Back in March, we reported that the successfully-crowdfunded System Shock remake was rebooting development with a new central aesthetic. We’re starting to see that decision bear fruit, as the latest update for Kickstarter backers features a good chunk of new footage showing off the refreshed visuals, some new concept art, and a peek at some of the improvements they’re bringing to combat.
After the jump: A generously-portioned developer vlog video, giving us a broad peek at how development on the game is progressing, adorably presented in official Citadel Station audio-log format.
The biggest change from the last time we saw System Shock in action is a broad tonal shift towards more modern sci-fi. While parts of Citadel Station still look vaguely familiar, it no longer feels like they’re adding greebles to the original blocky environments in order to dress them up as convincingly human-inhabited environments. The new medical deck lobby shown in the video looks just close enough to a real-life hospital to make the blood-splattered children’s play area especially chilling.

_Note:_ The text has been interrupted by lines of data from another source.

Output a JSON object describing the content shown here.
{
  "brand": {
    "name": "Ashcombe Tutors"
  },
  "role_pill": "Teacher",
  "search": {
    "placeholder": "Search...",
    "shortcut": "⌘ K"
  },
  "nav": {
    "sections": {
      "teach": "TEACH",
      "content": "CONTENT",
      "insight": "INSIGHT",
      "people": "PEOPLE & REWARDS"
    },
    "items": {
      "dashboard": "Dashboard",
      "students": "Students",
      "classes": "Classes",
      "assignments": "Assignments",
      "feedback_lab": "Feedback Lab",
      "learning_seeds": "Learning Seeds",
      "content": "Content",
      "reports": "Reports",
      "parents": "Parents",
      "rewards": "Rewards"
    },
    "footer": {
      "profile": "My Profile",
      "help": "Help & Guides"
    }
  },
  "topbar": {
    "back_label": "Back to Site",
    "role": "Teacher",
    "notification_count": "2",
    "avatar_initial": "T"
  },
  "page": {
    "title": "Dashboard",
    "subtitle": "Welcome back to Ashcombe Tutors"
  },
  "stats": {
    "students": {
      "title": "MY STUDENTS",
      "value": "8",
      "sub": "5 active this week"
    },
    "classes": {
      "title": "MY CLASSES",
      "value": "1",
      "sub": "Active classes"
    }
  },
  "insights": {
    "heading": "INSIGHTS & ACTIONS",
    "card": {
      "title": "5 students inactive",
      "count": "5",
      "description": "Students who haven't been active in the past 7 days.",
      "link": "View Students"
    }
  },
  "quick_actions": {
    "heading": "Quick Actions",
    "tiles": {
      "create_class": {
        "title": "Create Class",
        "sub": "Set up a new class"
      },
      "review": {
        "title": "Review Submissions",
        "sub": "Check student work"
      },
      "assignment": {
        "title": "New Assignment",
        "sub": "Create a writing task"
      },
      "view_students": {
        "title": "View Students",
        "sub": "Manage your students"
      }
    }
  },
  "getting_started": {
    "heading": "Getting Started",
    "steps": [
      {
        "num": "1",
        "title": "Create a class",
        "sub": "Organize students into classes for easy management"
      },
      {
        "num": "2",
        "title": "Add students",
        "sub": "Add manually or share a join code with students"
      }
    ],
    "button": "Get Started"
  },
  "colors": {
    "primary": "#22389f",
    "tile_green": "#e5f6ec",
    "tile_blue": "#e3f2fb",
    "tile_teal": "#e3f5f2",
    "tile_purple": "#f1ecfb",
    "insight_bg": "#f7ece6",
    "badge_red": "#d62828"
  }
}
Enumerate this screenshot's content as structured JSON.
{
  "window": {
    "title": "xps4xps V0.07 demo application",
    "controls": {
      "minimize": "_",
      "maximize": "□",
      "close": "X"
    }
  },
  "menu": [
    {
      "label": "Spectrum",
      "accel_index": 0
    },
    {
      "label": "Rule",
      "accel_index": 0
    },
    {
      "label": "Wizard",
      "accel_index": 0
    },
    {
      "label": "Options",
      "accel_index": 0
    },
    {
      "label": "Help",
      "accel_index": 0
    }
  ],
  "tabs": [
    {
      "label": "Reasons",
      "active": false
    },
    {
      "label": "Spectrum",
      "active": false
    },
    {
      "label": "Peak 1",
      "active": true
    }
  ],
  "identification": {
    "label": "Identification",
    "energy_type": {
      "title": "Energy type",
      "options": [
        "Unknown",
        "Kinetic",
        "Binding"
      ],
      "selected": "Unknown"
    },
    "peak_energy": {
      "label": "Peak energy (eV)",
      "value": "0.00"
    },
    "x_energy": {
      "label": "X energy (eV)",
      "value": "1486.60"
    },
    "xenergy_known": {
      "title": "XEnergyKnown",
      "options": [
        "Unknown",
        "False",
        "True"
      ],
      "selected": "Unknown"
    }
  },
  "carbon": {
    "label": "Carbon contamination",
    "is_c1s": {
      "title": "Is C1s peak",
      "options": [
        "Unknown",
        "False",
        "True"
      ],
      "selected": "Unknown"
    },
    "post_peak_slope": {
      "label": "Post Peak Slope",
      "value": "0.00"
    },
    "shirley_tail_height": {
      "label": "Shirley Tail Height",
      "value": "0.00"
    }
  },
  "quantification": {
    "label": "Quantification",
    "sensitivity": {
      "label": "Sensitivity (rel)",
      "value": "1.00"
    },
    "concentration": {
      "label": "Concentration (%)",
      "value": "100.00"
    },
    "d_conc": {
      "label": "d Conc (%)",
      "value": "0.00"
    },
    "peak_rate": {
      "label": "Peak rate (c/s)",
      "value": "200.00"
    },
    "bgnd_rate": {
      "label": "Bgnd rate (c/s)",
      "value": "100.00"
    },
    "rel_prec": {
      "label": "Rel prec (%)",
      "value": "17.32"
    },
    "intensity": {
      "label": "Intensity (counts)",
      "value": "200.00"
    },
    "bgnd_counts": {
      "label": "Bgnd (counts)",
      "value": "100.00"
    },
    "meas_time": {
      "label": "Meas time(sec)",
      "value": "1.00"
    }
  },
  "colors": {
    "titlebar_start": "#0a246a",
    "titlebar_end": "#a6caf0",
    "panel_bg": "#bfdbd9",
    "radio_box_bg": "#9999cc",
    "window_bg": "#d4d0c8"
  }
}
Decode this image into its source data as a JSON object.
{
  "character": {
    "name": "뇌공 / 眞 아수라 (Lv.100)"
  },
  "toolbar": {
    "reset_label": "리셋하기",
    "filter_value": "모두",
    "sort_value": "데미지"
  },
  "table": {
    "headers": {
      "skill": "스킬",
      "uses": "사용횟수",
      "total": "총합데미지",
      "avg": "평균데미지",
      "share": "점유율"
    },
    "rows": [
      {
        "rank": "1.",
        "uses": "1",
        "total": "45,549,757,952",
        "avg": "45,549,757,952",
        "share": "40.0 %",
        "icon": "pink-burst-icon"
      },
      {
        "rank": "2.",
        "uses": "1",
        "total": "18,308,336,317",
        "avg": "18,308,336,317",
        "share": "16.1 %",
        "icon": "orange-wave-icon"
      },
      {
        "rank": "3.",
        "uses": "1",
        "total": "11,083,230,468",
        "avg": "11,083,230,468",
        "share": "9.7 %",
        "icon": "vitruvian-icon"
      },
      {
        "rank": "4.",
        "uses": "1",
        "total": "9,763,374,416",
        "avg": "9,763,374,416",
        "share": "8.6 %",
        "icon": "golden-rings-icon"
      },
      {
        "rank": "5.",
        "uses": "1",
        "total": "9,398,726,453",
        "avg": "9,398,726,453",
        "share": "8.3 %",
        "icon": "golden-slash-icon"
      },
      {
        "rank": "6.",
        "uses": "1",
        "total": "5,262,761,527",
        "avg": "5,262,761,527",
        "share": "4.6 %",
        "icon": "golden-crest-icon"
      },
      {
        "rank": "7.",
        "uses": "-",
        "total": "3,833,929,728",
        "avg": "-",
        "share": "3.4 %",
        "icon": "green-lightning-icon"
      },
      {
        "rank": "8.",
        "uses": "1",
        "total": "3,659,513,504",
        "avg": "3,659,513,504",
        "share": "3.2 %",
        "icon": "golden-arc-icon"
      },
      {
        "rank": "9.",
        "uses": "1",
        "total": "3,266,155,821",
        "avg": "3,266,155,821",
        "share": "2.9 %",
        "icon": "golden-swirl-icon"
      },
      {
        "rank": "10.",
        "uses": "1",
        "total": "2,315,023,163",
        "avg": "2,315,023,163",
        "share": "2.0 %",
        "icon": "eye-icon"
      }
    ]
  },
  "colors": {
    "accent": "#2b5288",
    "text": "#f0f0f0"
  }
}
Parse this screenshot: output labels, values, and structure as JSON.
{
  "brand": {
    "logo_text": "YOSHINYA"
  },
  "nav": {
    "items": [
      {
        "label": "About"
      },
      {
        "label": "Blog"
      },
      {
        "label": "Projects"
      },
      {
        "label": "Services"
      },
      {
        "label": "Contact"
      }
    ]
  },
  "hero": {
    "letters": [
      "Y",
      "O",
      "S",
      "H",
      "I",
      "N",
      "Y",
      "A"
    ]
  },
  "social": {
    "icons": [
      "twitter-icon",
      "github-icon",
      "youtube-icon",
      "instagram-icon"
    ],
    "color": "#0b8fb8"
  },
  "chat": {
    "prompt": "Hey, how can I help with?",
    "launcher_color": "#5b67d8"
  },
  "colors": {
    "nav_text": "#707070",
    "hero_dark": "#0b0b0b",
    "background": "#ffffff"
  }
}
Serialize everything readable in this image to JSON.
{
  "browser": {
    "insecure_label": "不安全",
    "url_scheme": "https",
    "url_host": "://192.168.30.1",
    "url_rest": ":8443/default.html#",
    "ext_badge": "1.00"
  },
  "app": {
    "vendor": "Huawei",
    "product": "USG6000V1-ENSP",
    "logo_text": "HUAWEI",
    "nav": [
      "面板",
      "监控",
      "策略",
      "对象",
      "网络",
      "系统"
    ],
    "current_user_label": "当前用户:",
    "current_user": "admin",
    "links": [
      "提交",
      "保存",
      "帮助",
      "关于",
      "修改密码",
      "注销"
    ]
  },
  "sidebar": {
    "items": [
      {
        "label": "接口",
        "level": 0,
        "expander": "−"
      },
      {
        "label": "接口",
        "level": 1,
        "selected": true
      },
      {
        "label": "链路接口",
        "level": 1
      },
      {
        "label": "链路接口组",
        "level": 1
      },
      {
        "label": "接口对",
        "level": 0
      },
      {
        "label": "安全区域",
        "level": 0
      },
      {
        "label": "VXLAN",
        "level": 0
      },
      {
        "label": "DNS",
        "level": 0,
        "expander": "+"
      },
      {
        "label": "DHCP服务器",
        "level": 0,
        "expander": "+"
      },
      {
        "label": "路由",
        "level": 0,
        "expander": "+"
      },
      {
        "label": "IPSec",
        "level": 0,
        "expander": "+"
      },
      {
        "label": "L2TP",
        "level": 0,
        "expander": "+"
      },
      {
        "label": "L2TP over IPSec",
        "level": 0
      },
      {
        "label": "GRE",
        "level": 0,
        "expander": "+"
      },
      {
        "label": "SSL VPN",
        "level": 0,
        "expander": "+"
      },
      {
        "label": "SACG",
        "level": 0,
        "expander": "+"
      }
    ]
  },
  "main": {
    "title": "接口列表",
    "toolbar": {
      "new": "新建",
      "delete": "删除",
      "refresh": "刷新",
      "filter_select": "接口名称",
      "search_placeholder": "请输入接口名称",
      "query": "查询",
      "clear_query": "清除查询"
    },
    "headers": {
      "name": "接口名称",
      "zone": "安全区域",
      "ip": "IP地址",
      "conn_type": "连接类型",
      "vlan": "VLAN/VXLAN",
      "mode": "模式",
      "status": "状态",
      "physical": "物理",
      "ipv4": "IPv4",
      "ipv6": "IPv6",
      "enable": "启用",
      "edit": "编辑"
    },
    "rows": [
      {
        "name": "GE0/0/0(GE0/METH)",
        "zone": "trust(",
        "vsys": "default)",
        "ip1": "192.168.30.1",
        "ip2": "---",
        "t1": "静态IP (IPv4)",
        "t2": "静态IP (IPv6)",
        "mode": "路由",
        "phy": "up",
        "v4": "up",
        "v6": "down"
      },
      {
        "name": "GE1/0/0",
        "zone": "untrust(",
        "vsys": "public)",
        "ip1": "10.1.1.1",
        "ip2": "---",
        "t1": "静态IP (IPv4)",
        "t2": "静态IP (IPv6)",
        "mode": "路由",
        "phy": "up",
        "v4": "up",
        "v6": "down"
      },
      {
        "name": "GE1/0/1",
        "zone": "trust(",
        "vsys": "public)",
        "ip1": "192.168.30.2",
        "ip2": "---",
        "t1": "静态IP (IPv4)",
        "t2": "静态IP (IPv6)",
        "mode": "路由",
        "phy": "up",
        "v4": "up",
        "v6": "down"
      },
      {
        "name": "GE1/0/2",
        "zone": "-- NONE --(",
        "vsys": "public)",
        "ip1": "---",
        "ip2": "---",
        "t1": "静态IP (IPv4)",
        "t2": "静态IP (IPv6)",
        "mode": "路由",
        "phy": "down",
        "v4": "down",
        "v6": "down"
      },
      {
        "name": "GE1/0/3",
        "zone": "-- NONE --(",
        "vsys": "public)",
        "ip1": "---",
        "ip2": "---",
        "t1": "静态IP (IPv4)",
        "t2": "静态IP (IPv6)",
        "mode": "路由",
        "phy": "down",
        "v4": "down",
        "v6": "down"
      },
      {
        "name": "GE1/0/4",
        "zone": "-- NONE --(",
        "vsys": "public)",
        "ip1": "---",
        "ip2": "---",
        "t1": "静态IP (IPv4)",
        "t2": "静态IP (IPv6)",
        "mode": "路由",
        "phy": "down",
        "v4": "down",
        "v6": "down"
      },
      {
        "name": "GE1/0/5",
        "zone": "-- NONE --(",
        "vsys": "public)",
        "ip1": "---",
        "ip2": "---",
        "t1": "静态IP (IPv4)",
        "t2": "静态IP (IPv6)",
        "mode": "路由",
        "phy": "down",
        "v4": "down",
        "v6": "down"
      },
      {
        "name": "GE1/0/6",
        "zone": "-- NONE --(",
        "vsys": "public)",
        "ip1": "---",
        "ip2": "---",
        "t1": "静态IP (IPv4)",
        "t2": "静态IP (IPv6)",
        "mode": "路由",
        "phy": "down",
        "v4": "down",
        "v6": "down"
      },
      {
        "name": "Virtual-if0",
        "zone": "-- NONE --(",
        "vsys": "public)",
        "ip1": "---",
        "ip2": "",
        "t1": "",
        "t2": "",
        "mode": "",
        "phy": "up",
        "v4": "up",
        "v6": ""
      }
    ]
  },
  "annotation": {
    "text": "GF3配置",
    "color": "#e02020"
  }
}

The concepts for the new and revised cyborg enemies look significantly more intimidating than the original designs too. Rather than just being TriOptimum grunts with some robot bits slapped on, they look more like the result of Shodan’s casual disregard for humanity, repurposing whatever pieces of flesh she has seen fit to preserve while replacing the rest with pieces of salvaged robotics still bearing the company branding, giving them a vaguely improvised look. I can’t wait to see what they’ve done with Edward Diego’s design.
We also get a look at some interesting test-room footage demonstrating the new geometry-shattering technology and its applications on flash-frozen mutants. They’re also working on a gore system allowing enemies to be picked apart limb from limb. Possibly a little much, but my brain tingles pleasantly with the potential for picking apart cybernetic enemies one dangerous component at a time.
Adding all that up, I’m suddenly reminded of Dead Space, which seems strangely appropriate considering that Visceral’s sci-fi horror trilogy began life as a spiritual successor to System Shock, before diverging from the design after Resident Evil 4 left its mark on gaming. After all these years, it’s funny to see that we’re still closely orbiting the same thematic touchstones, iterating, tuning and refining.
The current plan over at Nightdive Studios is to complete a Vertical Slice of development – a single, fully-featured segment of game – and then build outwards from there. The originally planned December release for System Shock’s remake is now well out of reach, but you can keep up with development via the updates panel on the Kickstarter project page, which is fully open to the non-backing public.